Page and application data records
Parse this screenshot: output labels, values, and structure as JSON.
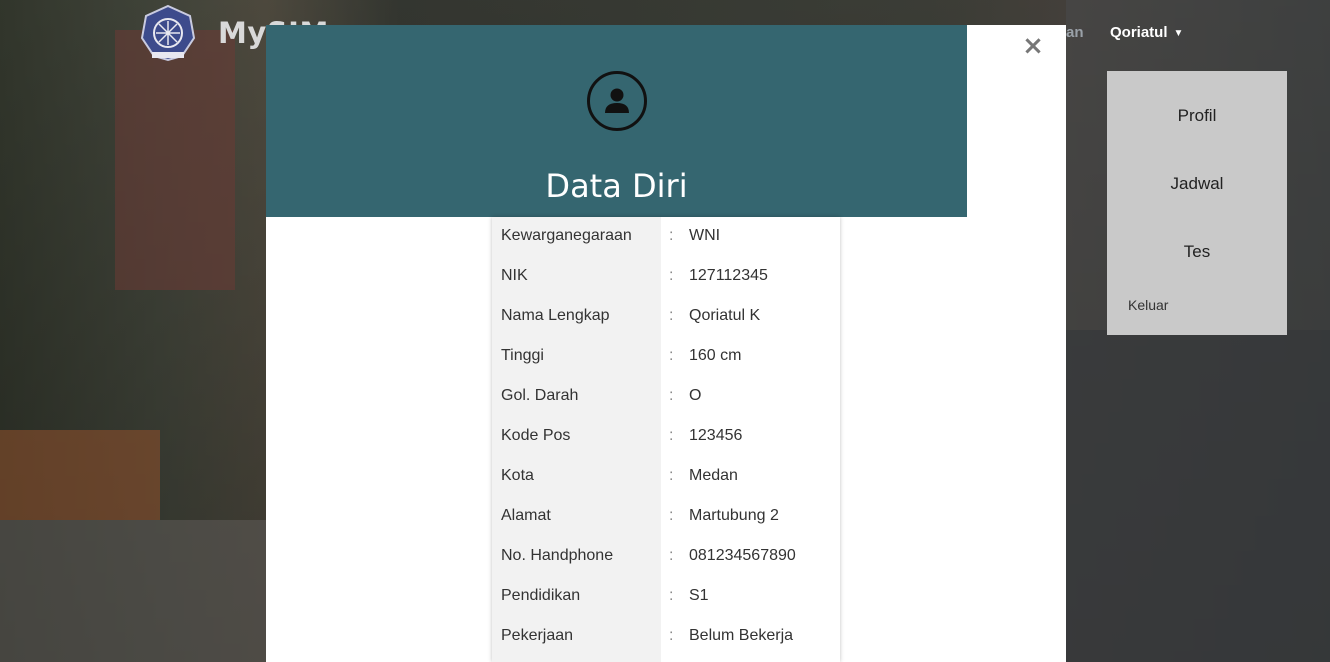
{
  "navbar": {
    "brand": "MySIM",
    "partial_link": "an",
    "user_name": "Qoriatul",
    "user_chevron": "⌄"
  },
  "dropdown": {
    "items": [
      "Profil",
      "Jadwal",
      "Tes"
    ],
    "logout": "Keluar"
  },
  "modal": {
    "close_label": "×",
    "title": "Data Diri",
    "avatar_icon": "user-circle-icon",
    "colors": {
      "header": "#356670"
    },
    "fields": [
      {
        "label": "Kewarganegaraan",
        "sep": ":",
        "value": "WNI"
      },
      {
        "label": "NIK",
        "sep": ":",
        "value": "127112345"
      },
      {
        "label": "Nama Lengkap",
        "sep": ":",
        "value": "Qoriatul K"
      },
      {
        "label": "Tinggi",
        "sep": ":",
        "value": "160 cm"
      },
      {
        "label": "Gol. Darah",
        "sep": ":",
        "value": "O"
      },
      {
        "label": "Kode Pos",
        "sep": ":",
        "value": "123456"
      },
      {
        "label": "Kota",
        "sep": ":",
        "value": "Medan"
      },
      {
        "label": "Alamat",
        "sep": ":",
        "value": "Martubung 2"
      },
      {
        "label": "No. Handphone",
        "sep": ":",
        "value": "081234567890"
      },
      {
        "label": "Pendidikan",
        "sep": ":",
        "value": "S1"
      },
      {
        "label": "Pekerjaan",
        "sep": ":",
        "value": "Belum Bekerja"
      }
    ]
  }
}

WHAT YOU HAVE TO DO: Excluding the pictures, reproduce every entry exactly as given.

OUTPUT:
Parse this screenshot: output labels, values, and structure as JSON.
{
  "navbar": {
    "brand": "MySIM",
    "partial_link": "an",
    "user_name": "Qoriatul",
    "user_chevron": "⌄"
  },
  "dropdown": {
    "items": [
      "Profil",
      "Jadwal",
      "Tes"
    ],
    "logout": "Keluar"
  },
  "modal": {
    "close_label": "×",
    "title": "Data Diri",
    "avatar_icon": "user-circle-icon",
    "colors": {
      "header": "#356670"
    },
    "fields": [
      {
        "label": "Kewarganegaraan",
        "sep": ":",
        "value": "WNI"
      },
      {
        "label": "NIK",
        "sep": ":",
        "value": "127112345"
      },
      {
        "label": "Nama Lengkap",
        "sep": ":",
        "value": "Qoriatul K"
      },
      {
        "label": "Tinggi",
        "sep": ":",
        "value": "160 cm"
      },
      {
        "label": "Gol. Darah",
        "sep": ":",
        "value": "O"
      },
      {
        "label": "Kode Pos",
        "sep": ":",
        "value": "123456"
      },
      {
        "label": "Kota",
        "sep": ":",
        "value": "Medan"
      },
      {
        "label": "Alamat",
        "sep": ":",
        "value": "Martubung 2"
      },
      {
        "label": "No. Handphone",
        "sep": ":",
        "value": "081234567890"
      },
      {
        "label": "Pendidikan",
        "sep": ":",
        "value": "S1"
      },
      {
        "label": "Pekerjaan",
        "sep": ":",
        "value": "Belum Bekerja"
      }
    ]
  }
}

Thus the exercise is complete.